Task requirements
Reproduce exactly the line with "Decode this image" and every line that follows it below, up to and including the last one. Do not include pictures or anything else.

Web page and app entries
┄┄┄┄┄┄
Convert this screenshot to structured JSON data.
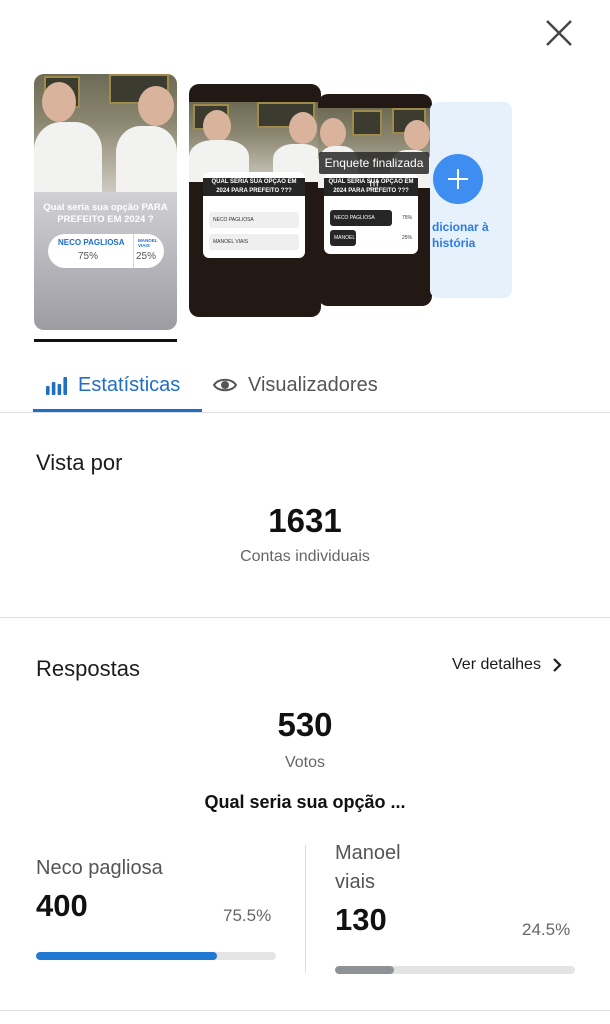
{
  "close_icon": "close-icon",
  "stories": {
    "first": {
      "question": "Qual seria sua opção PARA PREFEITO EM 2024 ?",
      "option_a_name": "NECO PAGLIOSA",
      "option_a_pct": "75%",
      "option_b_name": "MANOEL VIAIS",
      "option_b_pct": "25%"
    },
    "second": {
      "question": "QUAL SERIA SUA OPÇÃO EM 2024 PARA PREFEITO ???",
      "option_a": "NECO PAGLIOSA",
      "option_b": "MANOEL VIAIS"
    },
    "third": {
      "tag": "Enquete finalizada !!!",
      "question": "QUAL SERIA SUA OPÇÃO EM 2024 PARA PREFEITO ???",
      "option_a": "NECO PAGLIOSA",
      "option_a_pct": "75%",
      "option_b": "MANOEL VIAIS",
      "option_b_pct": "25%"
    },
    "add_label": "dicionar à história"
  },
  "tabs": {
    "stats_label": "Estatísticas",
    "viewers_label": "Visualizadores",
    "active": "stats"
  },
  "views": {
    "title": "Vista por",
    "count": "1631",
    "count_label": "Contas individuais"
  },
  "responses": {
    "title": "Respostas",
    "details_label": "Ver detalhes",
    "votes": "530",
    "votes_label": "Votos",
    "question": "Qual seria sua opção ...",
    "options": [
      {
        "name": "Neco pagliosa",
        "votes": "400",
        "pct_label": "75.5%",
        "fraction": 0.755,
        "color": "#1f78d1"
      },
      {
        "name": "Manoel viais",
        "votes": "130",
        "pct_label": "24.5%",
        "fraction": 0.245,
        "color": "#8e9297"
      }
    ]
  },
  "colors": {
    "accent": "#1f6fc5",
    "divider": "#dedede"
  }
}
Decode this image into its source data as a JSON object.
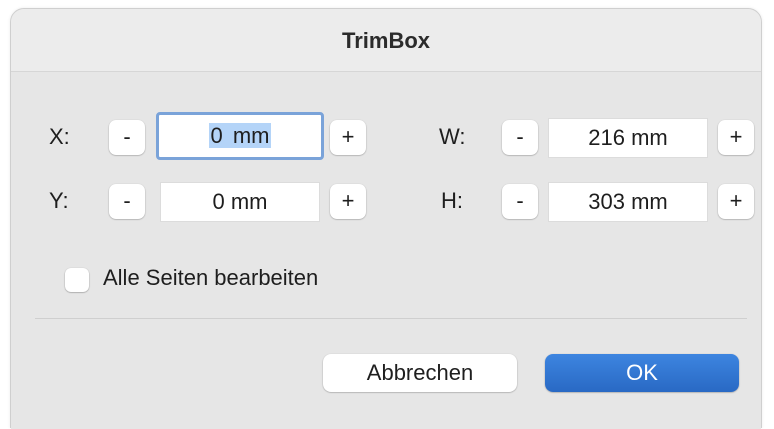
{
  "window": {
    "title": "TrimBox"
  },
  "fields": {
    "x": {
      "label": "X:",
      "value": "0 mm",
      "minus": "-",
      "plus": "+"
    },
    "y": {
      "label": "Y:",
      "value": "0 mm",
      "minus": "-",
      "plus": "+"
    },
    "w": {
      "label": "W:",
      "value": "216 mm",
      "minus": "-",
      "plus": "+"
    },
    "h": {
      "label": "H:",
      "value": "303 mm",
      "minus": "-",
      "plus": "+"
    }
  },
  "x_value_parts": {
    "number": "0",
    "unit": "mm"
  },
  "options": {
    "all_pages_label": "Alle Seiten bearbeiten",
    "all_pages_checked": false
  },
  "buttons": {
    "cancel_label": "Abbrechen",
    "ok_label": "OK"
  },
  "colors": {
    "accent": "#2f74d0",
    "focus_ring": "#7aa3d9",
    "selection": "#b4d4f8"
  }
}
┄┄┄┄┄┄
Result of the exercise
Decode this image into its source data as a JSON object.
{
  "window": {
    "title": "TrimBox"
  },
  "fields": {
    "x": {
      "label": "X:",
      "value": "0 mm",
      "minus": "-",
      "plus": "+"
    },
    "y": {
      "label": "Y:",
      "value": "0 mm",
      "minus": "-",
      "plus": "+"
    },
    "w": {
      "label": "W:",
      "value": "216 mm",
      "minus": "-",
      "plus": "+"
    },
    "h": {
      "label": "H:",
      "value": "303 mm",
      "minus": "-",
      "plus": "+"
    }
  },
  "x_value_parts": {
    "number": "0",
    "unit": "mm"
  },
  "options": {
    "all_pages_label": "Alle Seiten bearbeiten",
    "all_pages_checked": false
  },
  "buttons": {
    "cancel_label": "Abbrechen",
    "ok_label": "OK"
  },
  "colors": {
    "accent": "#2f74d0",
    "focus_ring": "#7aa3d9",
    "selection": "#b4d4f8"
  }
}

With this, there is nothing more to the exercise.